*DATA FOR THE TASK*
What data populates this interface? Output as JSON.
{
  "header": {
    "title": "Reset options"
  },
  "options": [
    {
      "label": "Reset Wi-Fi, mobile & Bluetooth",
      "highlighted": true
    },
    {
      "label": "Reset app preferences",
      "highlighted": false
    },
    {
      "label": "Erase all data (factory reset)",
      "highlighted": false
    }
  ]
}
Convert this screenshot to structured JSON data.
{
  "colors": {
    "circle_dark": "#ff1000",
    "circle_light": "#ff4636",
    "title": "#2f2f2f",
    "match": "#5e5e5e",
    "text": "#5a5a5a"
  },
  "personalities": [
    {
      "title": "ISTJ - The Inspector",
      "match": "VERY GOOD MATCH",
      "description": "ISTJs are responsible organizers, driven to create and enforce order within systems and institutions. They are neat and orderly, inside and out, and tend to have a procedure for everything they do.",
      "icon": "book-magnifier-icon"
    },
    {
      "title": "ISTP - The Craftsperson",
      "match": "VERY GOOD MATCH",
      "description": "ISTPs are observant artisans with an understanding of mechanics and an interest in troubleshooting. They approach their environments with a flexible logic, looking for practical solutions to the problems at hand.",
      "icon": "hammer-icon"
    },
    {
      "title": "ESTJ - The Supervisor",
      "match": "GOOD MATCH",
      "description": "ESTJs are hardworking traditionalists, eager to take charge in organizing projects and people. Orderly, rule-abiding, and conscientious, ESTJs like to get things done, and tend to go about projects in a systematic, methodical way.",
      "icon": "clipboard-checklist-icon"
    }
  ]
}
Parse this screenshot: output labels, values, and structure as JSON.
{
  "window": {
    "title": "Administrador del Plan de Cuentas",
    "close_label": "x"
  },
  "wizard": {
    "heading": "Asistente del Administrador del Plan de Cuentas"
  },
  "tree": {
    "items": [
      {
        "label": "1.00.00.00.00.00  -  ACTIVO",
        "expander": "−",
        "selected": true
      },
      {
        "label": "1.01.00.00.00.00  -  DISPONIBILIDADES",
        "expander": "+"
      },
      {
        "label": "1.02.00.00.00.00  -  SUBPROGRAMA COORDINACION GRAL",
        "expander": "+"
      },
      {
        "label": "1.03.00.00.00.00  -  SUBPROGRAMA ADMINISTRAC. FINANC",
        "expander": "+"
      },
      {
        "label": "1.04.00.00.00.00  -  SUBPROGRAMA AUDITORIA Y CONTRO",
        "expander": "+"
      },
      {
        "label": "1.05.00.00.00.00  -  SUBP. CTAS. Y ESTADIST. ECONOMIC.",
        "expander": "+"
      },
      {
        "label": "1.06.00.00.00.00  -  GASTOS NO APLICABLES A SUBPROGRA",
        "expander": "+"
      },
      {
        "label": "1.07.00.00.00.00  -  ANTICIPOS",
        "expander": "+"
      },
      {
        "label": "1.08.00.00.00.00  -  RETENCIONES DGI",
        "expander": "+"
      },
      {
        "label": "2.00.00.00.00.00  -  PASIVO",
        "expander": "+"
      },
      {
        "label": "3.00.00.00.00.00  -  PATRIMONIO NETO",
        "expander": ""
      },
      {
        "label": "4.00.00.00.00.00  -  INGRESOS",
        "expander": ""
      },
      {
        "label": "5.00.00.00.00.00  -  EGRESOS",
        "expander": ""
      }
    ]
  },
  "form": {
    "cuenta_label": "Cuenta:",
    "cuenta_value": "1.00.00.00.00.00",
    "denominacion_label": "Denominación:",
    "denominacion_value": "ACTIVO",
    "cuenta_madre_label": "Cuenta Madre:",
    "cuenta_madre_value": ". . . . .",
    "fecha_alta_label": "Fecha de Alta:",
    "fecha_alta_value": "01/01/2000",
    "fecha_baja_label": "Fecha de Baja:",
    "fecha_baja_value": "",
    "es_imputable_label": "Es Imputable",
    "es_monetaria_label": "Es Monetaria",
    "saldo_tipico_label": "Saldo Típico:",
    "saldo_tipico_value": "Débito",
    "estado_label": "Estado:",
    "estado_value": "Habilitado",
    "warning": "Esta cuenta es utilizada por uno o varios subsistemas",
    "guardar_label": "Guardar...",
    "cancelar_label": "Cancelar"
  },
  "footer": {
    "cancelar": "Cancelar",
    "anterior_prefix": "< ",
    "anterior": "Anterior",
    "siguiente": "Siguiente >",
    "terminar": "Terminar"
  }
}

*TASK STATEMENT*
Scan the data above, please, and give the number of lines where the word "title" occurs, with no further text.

*OUTPUT BELOW*
6